Difficult challenges require innovative and robust solutions, but most important, they require the will and desire to change. What we have presented above requires a global shift from top-down, to bottom-up and systems approaches to community-led problem solving and decision making. Until we meaningfully shift how we view, engage and support communities across the globe, mainstreaming their role in response efforts, we will continue to face the core drivers of the infodemic.
1. Malinformation is defined in the Council of Europe’s Information Disorder Report as Information that is based on reality, used to inflict harm on a person, organization or country.
The COVID-19 pandemic is threatening three decades of improvement in health and social services for women, newborns, children and adolescents.
Available for review: Chemical background documents for the WHO Guidelines for Drinking-water Quality
This WHO Medical Product Alert relates to one batch of confirmed falsified HARVONI (Ledipasvir/sofosbuvir) identified in Brazil and Turkey.
Falsified Harvoni was identified in Brazil in May 2020 and in Turkey in November 2020. WHO has received recent information that suggests these products are still in circulation. Available information indicates that these falsified medicines were supplied at patient level.
The WHO Global Surveillance and Monitoring System database has prior records of other falsified Harvoni batches. Consistent reporting is essential to determine the scope and scale of such falsified products.
HARVONI is an antiviral medicine indicated for the treatment of chronic Hepatitis C. Please refer to the WHO Fact Sheet here for further information on Hepatitis C.
The falsified products identified in this Alert are confirmed falsified on the basis that they deliberately/ fraudulently misrepresent their identity, composition or source:
- The genuine manufacturer of HARVONI – Gilead Sciences – has confirmed it did not produce the product referenced in this WHO Medical Product Alert n°7/2020;
- AND the variable data (batch number and expiry dates) of these products do not correspond to genuine manufacturing records.
Table 1: Products referenced in WHO Medical Product Alert n°7/202
Advice to regulatory authorities and the public
WHO requests increased vigilance within the supply chains of countries and regions likely to be affected by these falsified products. Increased vigilance should include hospitals, clinics, health centres, wholesalers, distributors, pharmacies and any other suppliers of medical products.
All medical products must be obtained from authorized/licensed and reliable suppliers. The products’ authenticity and physical condition should be carefully checked. Seek advice from a healthcare professional in case of doubt.
If you are in possession of the above falsified products, please do not use them.

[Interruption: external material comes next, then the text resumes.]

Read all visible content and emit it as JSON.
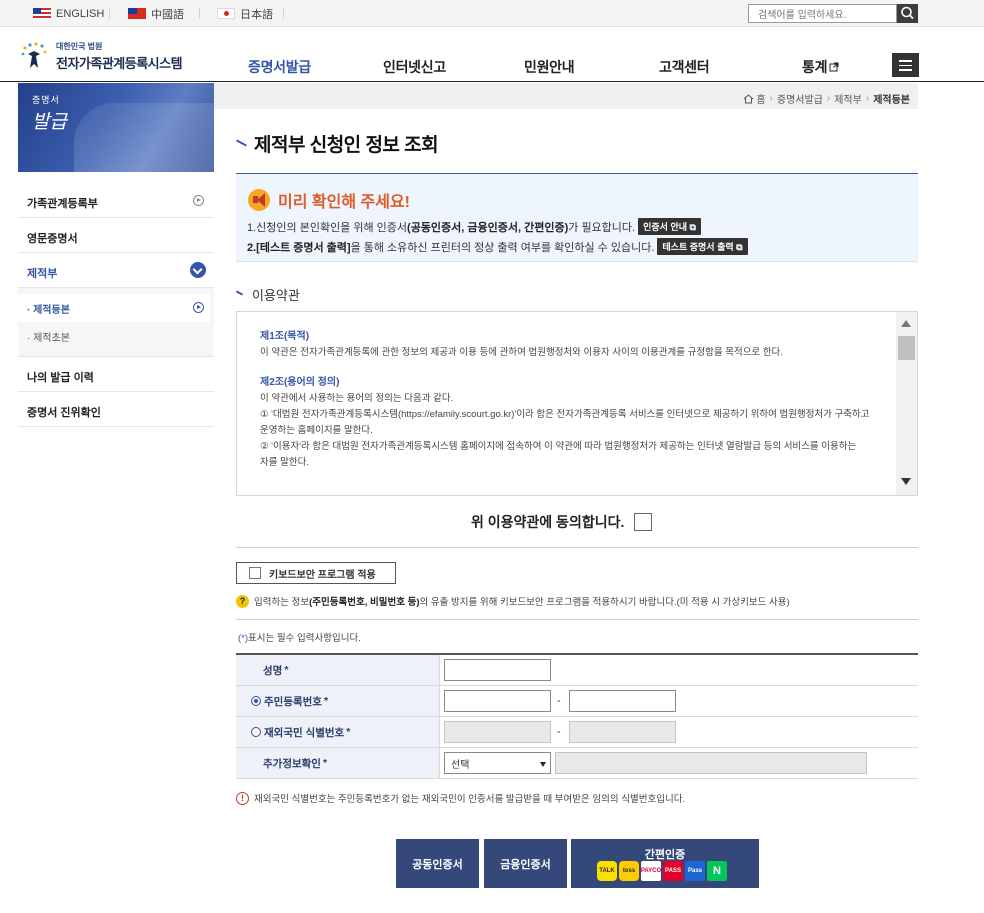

If you have used these falsified products, or you suffered an adverse reaction/event having used these products, you are advised to seek immediate medical advice from a qualified healthcare professional, and to report the incident to the National Regulatory Authorities/National Pharmacovigilance Centre.National regulatory/health authorities are advised to immediately notify WHO if these falsified products are discovered in their country. If you have any information concerning the manufacture, distribution, or supply of these products, please contact email@example.com
Table 2: Photographs of products subject of WHO Medical product Alert n°7/2020

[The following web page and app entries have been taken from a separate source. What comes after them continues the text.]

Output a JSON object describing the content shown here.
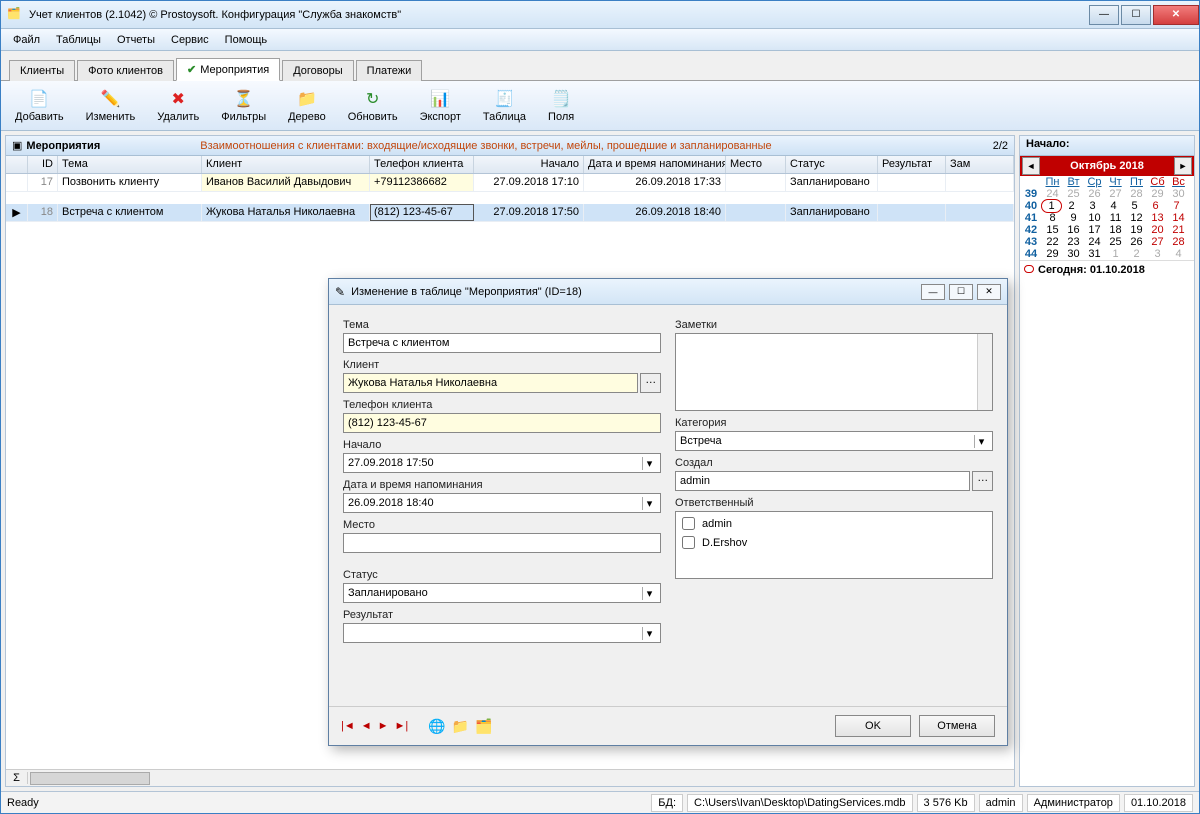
{
  "window": {
    "title": "Учет клиентов (2.1042) © Prostoysoft. Конфигурация \"Служба знакомств\""
  },
  "menu": {
    "items": [
      "Файл",
      "Таблицы",
      "Отчеты",
      "Сервис",
      "Помощь"
    ]
  },
  "tabs": {
    "items": [
      "Клиенты",
      "Фото клиентов",
      "Мероприятия",
      "Договоры",
      "Платежи"
    ],
    "active": 2
  },
  "toolbar": {
    "add": "Добавить",
    "edit": "Изменить",
    "delete": "Удалить",
    "filters": "Фильтры",
    "tree": "Дерево",
    "refresh": "Обновить",
    "export": "Экспорт",
    "table": "Таблица",
    "fields": "Поля"
  },
  "grid": {
    "title": "Мероприятия",
    "desc": "Взаимоотношения с клиентами: входящие/исходящие звонки, встречи, мейлы, прошедшие и запланированные",
    "count": "2/2",
    "cols": {
      "id": "ID",
      "tema": "Тема",
      "klient": "Клиент",
      "tel": "Телефон клиента",
      "nachalo": "Начало",
      "napom": "Дата и время напоминания",
      "mesto": "Место",
      "status": "Статус",
      "result": "Результат",
      "zam": "Зам"
    },
    "rows": [
      {
        "id": "17",
        "tema": "Позвонить клиенту",
        "klient": "Иванов Василий Давыдович",
        "tel": "+79112386682",
        "nachalo": "27.09.2018 17:10",
        "napom": "26.09.2018 17:33",
        "mesto": "",
        "status": "Запланировано",
        "result": ""
      },
      {
        "id": "18",
        "tema": "Встреча с клиентом",
        "klient": "Жукова Наталья Николаевна",
        "tel": "(812) 123-45-67",
        "nachalo": "27.09.2018 17:50",
        "napom": "26.09.2018 18:40",
        "mesto": "",
        "status": "Запланировано",
        "result": ""
      }
    ]
  },
  "calendar": {
    "panelTitle": "Начало:",
    "month": "Октябрь 2018",
    "dow": [
      "Пн",
      "Вт",
      "Ср",
      "Чт",
      "Пт",
      "Сб",
      "Вс"
    ],
    "weeks": [
      {
        "no": "39",
        "days": [
          "24",
          "25",
          "26",
          "27",
          "28",
          "29",
          "30"
        ],
        "dim": [
          0,
          1,
          2,
          3,
          4,
          5,
          6
        ]
      },
      {
        "no": "40",
        "days": [
          "1",
          "2",
          "3",
          "4",
          "5",
          "6",
          "7"
        ],
        "today": 0
      },
      {
        "no": "41",
        "days": [
          "8",
          "9",
          "10",
          "11",
          "12",
          "13",
          "14"
        ]
      },
      {
        "no": "42",
        "days": [
          "15",
          "16",
          "17",
          "18",
          "19",
          "20",
          "21"
        ]
      },
      {
        "no": "43",
        "days": [
          "22",
          "23",
          "24",
          "25",
          "26",
          "27",
          "28"
        ]
      },
      {
        "no": "44",
        "days": [
          "29",
          "30",
          "31",
          "1",
          "2",
          "3",
          "4"
        ],
        "dim": [
          3,
          4,
          5,
          6
        ]
      }
    ],
    "todayLabel": "Сегодня: 01.10.2018"
  },
  "modal": {
    "title": "Изменение в таблице \"Мероприятия\" (ID=18)",
    "labels": {
      "tema": "Тема",
      "klient": "Клиент",
      "tel": "Телефон клиента",
      "nachalo": "Начало",
      "napom": "Дата и время напоминания",
      "mesto": "Место",
      "status": "Статус",
      "result": "Результат",
      "notes": "Заметки",
      "category": "Категория",
      "creator": "Создал",
      "responsible": "Ответственный"
    },
    "values": {
      "tema": "Встреча с клиентом",
      "klient": "Жукова Наталья Николаевна",
      "tel": "(812) 123-45-67",
      "nachalo": "27.09.2018 17:50",
      "napom": "26.09.2018 18:40",
      "mesto": "",
      "status": "Запланировано",
      "result": "",
      "category": "Встреча",
      "creator": "admin"
    },
    "responsible": [
      "admin",
      "D.Ershov"
    ],
    "buttons": {
      "ok": "OK",
      "cancel": "Отмена"
    }
  },
  "status": {
    "ready": "Ready",
    "bdLabel": "БД:",
    "bdPath": "C:\\Users\\Ivan\\Desktop\\DatingServices.mdb",
    "size": "3 576 Kb",
    "user": "admin",
    "role": "Администратор",
    "date": "01.10.2018"
  }
}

WHO Global Surveillance and Monitoring System
for Substandard and Falsified Medical Products
For more information, please visit: https://www.who.int/health-topics/substandard-and-falsified-medical-products